The ride of this shoe is excellent. It is soft the whole way through the shoe, and the transition from heel to forefoot is very smooth. The front half of this shoe feels especially cushioned, which I like a lot because I have had issues with bruising my forefoot in the past.
The Guide 7 feels like it has more stability than previous models of the Guide, but it is still relatively mild. I feel that it would actually be fine for a neutral runner who prefers just a touch of support, or for a runner who pronates slightly. It will probably not have enough support for the moderate to heavy pronator – these runners would want to move up to Saucony’s “Hurricane” or “Omni.”

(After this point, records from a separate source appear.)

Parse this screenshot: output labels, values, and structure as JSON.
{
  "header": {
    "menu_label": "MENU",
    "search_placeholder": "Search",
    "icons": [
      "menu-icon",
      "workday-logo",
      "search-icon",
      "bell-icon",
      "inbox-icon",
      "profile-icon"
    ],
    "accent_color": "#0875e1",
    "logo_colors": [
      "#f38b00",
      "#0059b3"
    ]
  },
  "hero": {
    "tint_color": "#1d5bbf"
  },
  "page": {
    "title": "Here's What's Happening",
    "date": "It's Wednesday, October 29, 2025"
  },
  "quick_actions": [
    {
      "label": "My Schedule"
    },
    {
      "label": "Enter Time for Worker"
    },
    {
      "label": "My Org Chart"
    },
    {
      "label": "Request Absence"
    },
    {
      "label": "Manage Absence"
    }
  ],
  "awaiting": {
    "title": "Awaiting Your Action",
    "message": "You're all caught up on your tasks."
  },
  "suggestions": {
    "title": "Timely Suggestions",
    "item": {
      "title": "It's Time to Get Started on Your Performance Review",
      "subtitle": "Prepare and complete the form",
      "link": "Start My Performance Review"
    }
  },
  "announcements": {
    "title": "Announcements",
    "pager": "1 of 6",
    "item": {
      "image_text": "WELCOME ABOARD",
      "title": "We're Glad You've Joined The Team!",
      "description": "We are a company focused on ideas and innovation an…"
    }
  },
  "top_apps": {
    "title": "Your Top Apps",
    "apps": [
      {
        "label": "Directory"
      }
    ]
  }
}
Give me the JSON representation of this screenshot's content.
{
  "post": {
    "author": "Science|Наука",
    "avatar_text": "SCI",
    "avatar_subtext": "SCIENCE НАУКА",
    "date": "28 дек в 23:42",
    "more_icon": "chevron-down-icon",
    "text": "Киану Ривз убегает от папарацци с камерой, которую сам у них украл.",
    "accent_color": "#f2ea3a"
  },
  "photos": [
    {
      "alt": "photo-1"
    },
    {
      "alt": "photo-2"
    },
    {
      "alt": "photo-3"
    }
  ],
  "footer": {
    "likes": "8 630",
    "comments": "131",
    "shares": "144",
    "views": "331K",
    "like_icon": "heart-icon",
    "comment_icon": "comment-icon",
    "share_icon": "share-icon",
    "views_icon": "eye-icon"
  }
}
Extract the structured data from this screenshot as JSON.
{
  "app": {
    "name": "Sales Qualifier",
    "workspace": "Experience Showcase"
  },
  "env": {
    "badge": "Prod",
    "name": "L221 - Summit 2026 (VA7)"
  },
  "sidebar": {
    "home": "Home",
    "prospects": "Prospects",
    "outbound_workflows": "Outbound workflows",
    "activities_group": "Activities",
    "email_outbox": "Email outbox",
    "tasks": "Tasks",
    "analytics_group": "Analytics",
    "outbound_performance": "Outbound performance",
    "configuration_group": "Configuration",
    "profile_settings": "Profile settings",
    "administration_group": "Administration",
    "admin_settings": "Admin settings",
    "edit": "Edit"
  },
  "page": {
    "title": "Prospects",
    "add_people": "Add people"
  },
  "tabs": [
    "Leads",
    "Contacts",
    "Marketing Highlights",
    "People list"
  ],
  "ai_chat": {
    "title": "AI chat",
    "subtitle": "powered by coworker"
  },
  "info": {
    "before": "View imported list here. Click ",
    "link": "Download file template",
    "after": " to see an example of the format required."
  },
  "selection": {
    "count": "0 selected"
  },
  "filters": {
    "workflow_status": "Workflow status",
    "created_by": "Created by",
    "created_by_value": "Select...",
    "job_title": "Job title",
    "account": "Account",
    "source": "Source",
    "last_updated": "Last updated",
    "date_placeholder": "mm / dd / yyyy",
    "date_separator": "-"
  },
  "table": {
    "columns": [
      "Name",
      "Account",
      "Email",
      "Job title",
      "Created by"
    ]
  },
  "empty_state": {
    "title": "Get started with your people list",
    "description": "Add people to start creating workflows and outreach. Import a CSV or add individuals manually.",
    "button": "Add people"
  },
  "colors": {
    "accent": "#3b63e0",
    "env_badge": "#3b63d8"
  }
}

I have generally gotten an average amount of use out of the Guide series, which for me is between 350 and 400 miles. The last couple of Guide models have lasted around 350 miles for me, and then they have been totally beat down. It almost seems like I have beat the soft Progrid foam down to a thin, flat version of its former self. I never had any problems with the mesh over the toes breaking through, but I have talked to a good number of people who did have that problem.
The Guide 7 feels like it is going to last a little longer. The Powergrid cushioning material does feel like it holds up a little better than the Progrid material of old, but it still gives that great soft feel. The mesh on the shoe feels substantially stronger than in previous models. I still have not had any issues with it breaking through, and I have not heard of many others who have had that problem with the newest Guide.
Overall, this is a fantastic shoe for the slight overpronator. It is very light, very well cushioned, and has a smooth ride that just feels right. The lower heel-to-toe offset might be a slight adjustment to those transitioning from a more standard twelve millimeter offset shoe, but most probably will not even notice the difference. If you are looking for a lightweight, everyday trainer with a touch of support it is in your best interest to give this shoe a try.